WASHINGTON (Army News Service, Sept. 16, 2009) -- Army Vice Chief of Staff Gen. Peter W. Chiarelli said today's non-contiguous battlefield demands the development of platforms capable of operating in multiple environments.
A blue-ribbon panel, which first met in June, has authored white papers discussing various visions of the next ground combat vehicle, Chiarelli told Army and business leaders at the Association of the U.S. Army Institute of Land Warfare breakfast, Sept. 10.
The GCV is meant to fill the capability gap left after the manned ground vehicle program was canceled from Future Combat Systems earlier this year, Chiarelli said, adding that he expects the vehicles to be fielded within seven years.
"We've made a point to seek input from advocates and critics alike, from DoD, the Hill, academia, retired officers, noncommissioned officers, general officers and combat veterans, key allies and our sister services," Chiarelli said. "We talked about the operating environment, platform characteristics, platform threats, COTS (commercial off the shelf) versus R&D (research and development) starts, realistic requirements and network consideration."
The vice chief said the GCV represents one of the most important combat development and acquisition decisions the Army is going to make in the long term.
Many of the systems the Army fights in today were created for the cold war during a time when the world was "linear-based and un-networked," Chiarelli said.
Those old systems aren't suitable today because many aren't upgradeable to house the network which he referred to as the "critical piece of the entire modernization program."
"The GCV will focus on sustainability more than we ever have done in procuring an Army major weapons system," he said. "The network architecture will be open with plug-and-play capability to accommodate not only the network of today, but the network of the future as well."
He added that the first vehicle the Army needed to field would be an infantry fighting vehicle and based on the Army's experiences in Iraq and Afghanistan, mobility was raised to the top as one of the key operational design criteria. He said the current fleet of 6,300 armored personnel carriers, the M-113, will gradually be divested because they can't be upgraded to accommodate the future network technologies.
"The Soldier is in fact the heart of the network... a robust net," he said. "As the chief says, 'Soldiers get four things from the network: I know where I am; I know where my friends are; I know where the enemy is; and, I can bring precision fires on that enemy.'"
Chiarelli said network capability must be interoperable, affordable and capable of incremental upgrades which will continue to give Soldiers an edge to battlefield situational awareness since they are now the source of most intelligence and most game-changing decisions.
"The information they receive over the network isn't simply nice to have," he said. "Today, the small unit has as much access to information now as what used to be restricted to division headquarters."
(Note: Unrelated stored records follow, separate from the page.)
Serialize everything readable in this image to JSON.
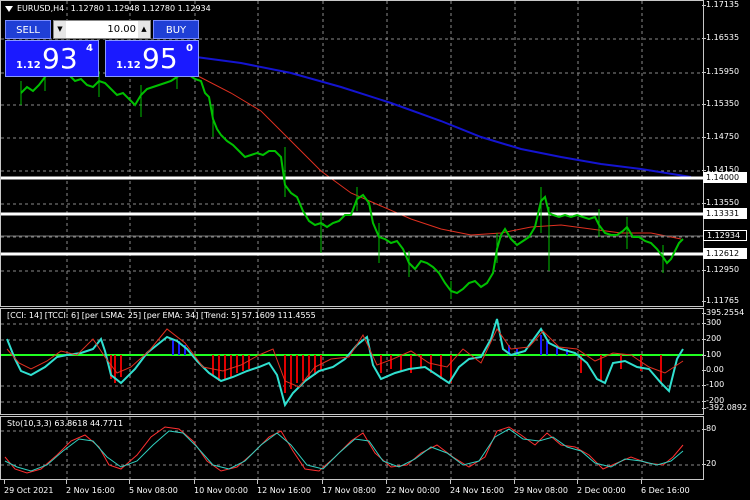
{
  "chart_header": {
    "symbol_tf": "EURUSD,H4",
    "ohlc": "1.12780 1.12948 1.12780 1.12934"
  },
  "trade_panel": {
    "sell_label": "SELL",
    "buy_label": "BUY",
    "lot_value": "10.00",
    "sell_quote": {
      "prefix": "1.12",
      "big": "93",
      "sup": "4"
    },
    "buy_quote": {
      "prefix": "1.12",
      "big": "95",
      "sup": "0"
    }
  },
  "price_axis": [
    "1.17135",
    "1.16535",
    "1.15950",
    "1.15350",
    "1.14750",
    "1.14150",
    "1.13550",
    "1.12950",
    "1.12350",
    "1.11765"
  ],
  "horizontal_levels": [
    "1.14000",
    "1.13331",
    "1.12612"
  ],
  "current_price": "1.12934",
  "cci_panel": {
    "label": "[CCI: 14] [TCCI: 6] [per LSMA: 25] [per EMA: 34] [Trend: 5]  57.1609 111.4555",
    "axis": [
      "395.2554",
      "300",
      "200",
      "100",
      "0.00",
      "-100",
      "-200",
      "-300",
      "-392.0892"
    ]
  },
  "sto_panel": {
    "label": "Sto(10,3,3) 63.8618 44.7711",
    "axis": [
      "80",
      "20"
    ]
  },
  "time_axis": [
    "29 Oct 2021",
    "2 Nov 16:00",
    "5 Nov 08:00",
    "10 Nov 00:00",
    "12 Nov 16:00",
    "17 Nov 08:00",
    "22 Nov 00:00",
    "24 Nov 16:00",
    "29 Nov 08:00",
    "2 Dec 00:00",
    "6 Dec 16:00"
  ],
  "colors": {
    "candle": "#00c000",
    "ma_slow": "#1414d0",
    "ma_fast": "#e03020",
    "level": "#ffffff",
    "cci_neg": "#e00000",
    "cci_pos": "#1a1aff",
    "sto_main": "#ff3030",
    "sto_signal": "#30d0c0"
  }
}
Every single Soldier must have the ability to at least call off fire to avoid fratricide or civilian casualties, he added.
"We will combine a network and radio strategy in affordable increments, all part of those capability packages and each one of the capabilities packages will include the network," Chiarelli said. "The key is to build a single network across a joint environment with a common set of operating procedures capable of connecting the separate systems and receiving additional systems or programs in the future."
He added that the capacity of the network has grown from 50 megabits to more than six gigabits per second over the course of the war, which is an exponential increase of 121 times.
There are three basic components to the modernization package -- brigade combat team capability, network capability sets and vehicle strategy, Chiarelli said. Along with ground vehicles, he said the Army is also working to modernize other elements of the force such as aviation, intelligence, surveillance and reconnaissance, weapons systems and the tactical wheeled vehicle fleet.
Chiarelli said full-spectrum operations is something the Army sees as Soldiers moving up and down the spectrum of conflict from lethal to non-lethal. He said the situation on the battlefield has become increasingly dynamic as Soldiers conduct a combination of offensive and defensive operations along with stability operations.
The challenge for the Army in a fiscally constrained environment is to balance modernization and personnel costs, he said, adding that personnel costs have a great impact on the ability to modernize.